The University of Brighton has donated face visors, half face respirators, safety glasses, disposable gloves, aprons, hand sanitizer to healthcare providers throughout Sussex.
Dr James Ebdon, Head of the university’s Environment and Public Health Research and Enterprise Group, said: “This was the result of an urgent request, and we didn’t hesitate to respond. This is a national emergency and it is important that we do what we can to help – wherever and however possible.”
Scientists and staff in the university’s School of Environment and Technology (SET) and the Schools of Pharmacy and Biomolecular Science (PABS), joined forces to draw up an inventory of key supplies prior to the period of lockdown and so were swift to respond when the requests started arriving.
Dr Ebdon said: “Getting this equipment dispatched to three separate local NHS Trusts was a collective effort by our technical staff including Magda Grove, Pete Lyons, Jack Barker (from SET) and Cinzia Dedi, Bertie Berterelli, Joe Hawthorne (from PABS) and Kirsty Smallbone (Head of the Schools of Environment and Technology and Pharmacy and Biomolecular Science).
Kirsty said: “This was a great effort and I want to thank everyone concerned. We want to help the NHS as much as we can.”
Here, Professor Bhavik Patel, Professor of Clinical and Bioanalytical Chemistry in the Centre for Stress and Age-Related Disease, details how he’s coping – and how he’s found his patio windows at home are perfect substitutes for white boards:
The transition to teaching and assessing students at distance practically over the course of 24 hours has certainly brought out many mixed emotions. There is the concern of how this format of distance teaching and assessment will be received by the students and that we have limited experience of distance learning. A part of me is up for the challenge of exploring creative ways to teach and assess our students.
This World Wildlife Day, the University of Brighton is calling on everyone to take part in April’s City Nature Challenge to see who can find the most nature.
Dr Rachel White, senior lecturer in Ecology & Conservation, will be leading The Brighton & Lewes Downs Biosphere’s (The Living Coast) entry into the challenge, which aims to connect people with nature by discovering and recording as much wildlife as possible between 24-27 April 2020. Read More →
MPs have helped launch a year-long celebration of biodiversity within the Brighton and Lewes Downs UNESCO World Biosphere Region.
The calendar of events marks the end of the UN Decade on Biodiversity, with the University of Brighton leading on the area’s involvement in the 5th global City Nature Challenge in April. The Nature2020 programme aims to raise awareness of – and connect people to – the environment we live and work in.

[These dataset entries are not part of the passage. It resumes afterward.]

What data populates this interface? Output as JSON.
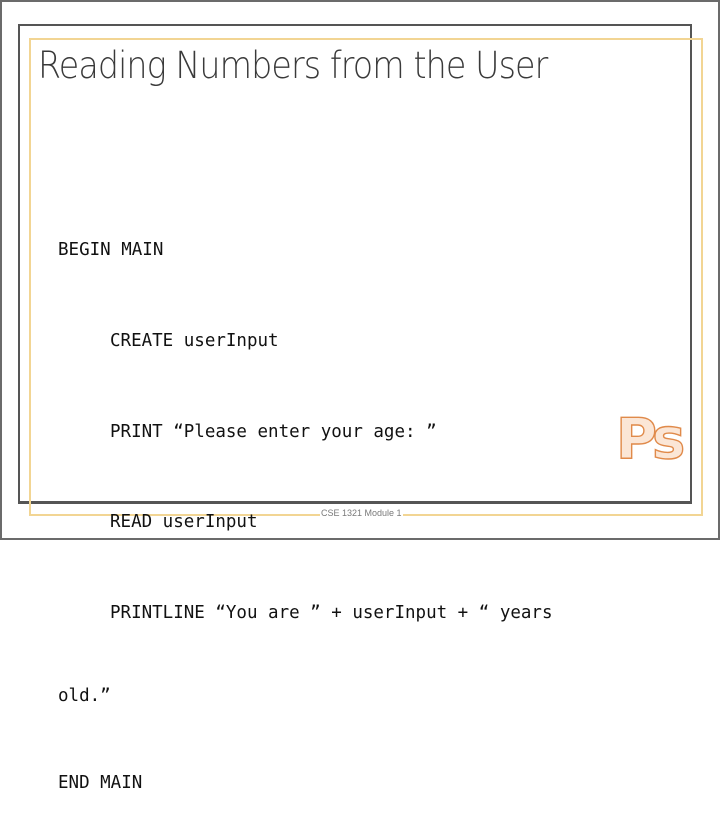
{
  "slide": {
    "title": "Reading Numbers from the User",
    "code_lines": [
      {
        "text": "BEGIN MAIN",
        "indent": false
      },
      {
        "text": "CREATE userInput",
        "indent": true
      },
      {
        "text": "PRINT “Please enter your age: ”",
        "indent": true
      },
      {
        "text": "READ userInput",
        "indent": true
      },
      {
        "text": "PRINTLINE “You are ” + userInput + “ years",
        "indent": true
      },
      {
        "text": "old.”",
        "indent": false,
        "wrap": true
      },
      {
        "text": "END MAIN",
        "indent": false
      }
    ],
    "footer": {
      "center": "CSE 1321 Module 1"
    },
    "logo": {
      "text": "Ps",
      "icon": "photoshop-logo-icon",
      "stroke_color": "#e08a4a",
      "fill_color": "#f7c9a5"
    },
    "colors": {
      "accent_gold": "#f2d593",
      "frame_dark": "#555555"
    }
  }
}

Local MPs Caroline Lucas and Lloyd Russell-Moyle joined the deputy Mayor of Brighton & Hove, Councillor Alan Robins, at a packed programme on Friday 31 January, which included speeches and a Healthwalk led by the University’s Becky Walton and Dr Rachel White to observe bird and plant species which make their home along the Undercliff walk.
Eve Hills, Ecology and Conservation MRes student, tells us about the opportunities and experiences she had studying here and why she recommends Ecology at Brighton.
I came into higher education late in life after deciding that I wanted to develop my passion for animals into a career in wildlife conservation. I enrolled on a foundation degree course in Animal Science, and this provided me with the opportunity to further my knowledge and develop new skills. As part of the course I got to design and carry out my first research project (studying cheetah movement on a Namibian wildlife sanctuary). I enjoyed the course so much, that after graduating I went on to top up my degree with a BSc (Hons) in Ecology at the University of Brighton.
The BSc provided another opportunity to conduct a research project – and this time my focus was the leopards of Kenya’s, Masai Mara National Reserve. I very much enjoyed the research side of my studies and the opportunities that were opening up for me were really exciting.
The MRes appealed to me particularly because it was relatively light on taught modules and heavy on the research. I wanted the opportunity to experience the kind of research I might get do in industry.
My research focused on the African leopard… after starting to study leopards during my BSc I wanted to continue – particularly as little is known about the Mara’s leopard population. In 2016, I made contact with a biologist who had been studying the Mara’s cheetah population for several years. After flying out to meet her and spending a couple of weeks assisting on her project, she encouraged me to start building a database of leopards in the Mara. It was working on the database which led to both my BSc and MRes project ideas.
Chloe Morel recently visited South Africa as part of her International Experience. The International Experience Fund is a fund kindly supported by Santander Universities and other generous donors, which helps eligible undergraduate students take advantage of opportunities overseas such as work placements, volunteering or studying abroad.
The first day of university can be very scary, especially if it’s your first year. My first day as a biomedical sciences student was quite scary. University and college are very different so I didn’t really know what to expect but here are some tips which I hope will help you have a smooth experience.